PO: Thanks! TiddlyWiki is a great bit of software. It’s so easy to use, I can’t take any credit for the project’s organization and design – TiddlyWiki does all of that for me. I get a title box, text box, and tag box every time I make an entry. I think it was originally designed for web journals or blogs, but it’s wonderful for creating a reference.
KB: What’s the future like for the project? Have you thought about branching out from single issues to focus more on stuff like graphic novels or movies? Any plans for new therapy activities?
PO: I would love to expand Comicspedia to include non-superhero characters as well as branch into graphic novels; however, its current focus and design seems most practical. Superheroes are very widely recognized and loved already. Part of my opening questions when meeting a client for the first time is, “Who is your favorite superhero?” The practice I work at, Southeast Psych, is heavily decorated with comic book art, comic book covers, mannequins in superhero costumes, movie posters, etc. so it’s not too strange of a question. Our nameplates on each of our offices are even caricatures of each clinician as their superhero of choice!
Anyway, non-superheroes would be great to bring into sessions where the client may already have a rich background of reading comics. Currently, I don’t get too many people like that walking in, so I think I’m going to stick to superheroes for a while. Regarding graphic novels – the nice thing about individual issues is they take just 15 minutes to read in the session. Also, I’ve had clients read specific chapters out of graphic novels or major story arcs (Batman Hush, X-Men Second Coming) and then they go out and buy the collected edition and read ahead on their own. I feel like I have a bit more control over the pace of the process when I have individual issues because it would take a bit more effort on the client’s part to seek out so many issues.

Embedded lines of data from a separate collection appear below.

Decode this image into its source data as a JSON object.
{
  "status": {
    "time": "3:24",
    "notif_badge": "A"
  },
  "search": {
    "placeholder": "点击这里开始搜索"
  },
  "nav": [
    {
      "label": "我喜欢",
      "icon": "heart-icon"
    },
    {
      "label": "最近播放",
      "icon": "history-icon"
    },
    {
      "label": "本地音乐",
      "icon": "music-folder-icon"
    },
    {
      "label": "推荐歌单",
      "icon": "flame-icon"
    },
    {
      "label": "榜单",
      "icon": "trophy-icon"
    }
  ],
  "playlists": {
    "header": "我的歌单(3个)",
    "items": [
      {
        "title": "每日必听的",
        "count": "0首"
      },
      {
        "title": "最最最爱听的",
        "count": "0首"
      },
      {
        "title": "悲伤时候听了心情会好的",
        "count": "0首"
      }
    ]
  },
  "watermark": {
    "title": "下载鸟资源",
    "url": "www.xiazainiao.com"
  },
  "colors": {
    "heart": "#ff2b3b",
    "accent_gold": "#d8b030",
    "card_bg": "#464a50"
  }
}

Specifically regarding plans for the future, I intend to present Comicspedia at some conferences over the course of the next 12 – 18 months. I also intend to give parenting talks on how superheroes can help parents connect with their kids. I would love to conduct research into using comics in therapy, but that would probably be the biggest hurdle to jump given the amount of time and resources such projects require.
Also, Southeast Psych has an in-house web studio where clinicians film and upload free videos on a variety of topics related to psychology. It’s called Southeast Psych Studios and is located at www.southeastpsychstudios.com. Over the next month or two, I will be doing twice-monthly 5 – 7 minute shows on specific comics that would be great to use in classroom or home settings for a variety of reasons, so keep an eye out for that!
KB: That does it for all of my questions. Is there anything else you’d like to add in?
PO: I don’t think so! People are always welcome to email me if they have questions about the process or anything else.
KB: Thanks a lot for taking this time out to answer my questions, Patrick. I think what you’re doing is absolutely fascinating and I wish you the best of luck in the future.
If you’re interested in Patrick or his work, here’s a handy list of ways to keep tabs and get in touch with him:
E-mail: email@example.comFacebook: ComicspediaTwitter: ComicspediaGoogle+: Comicspedia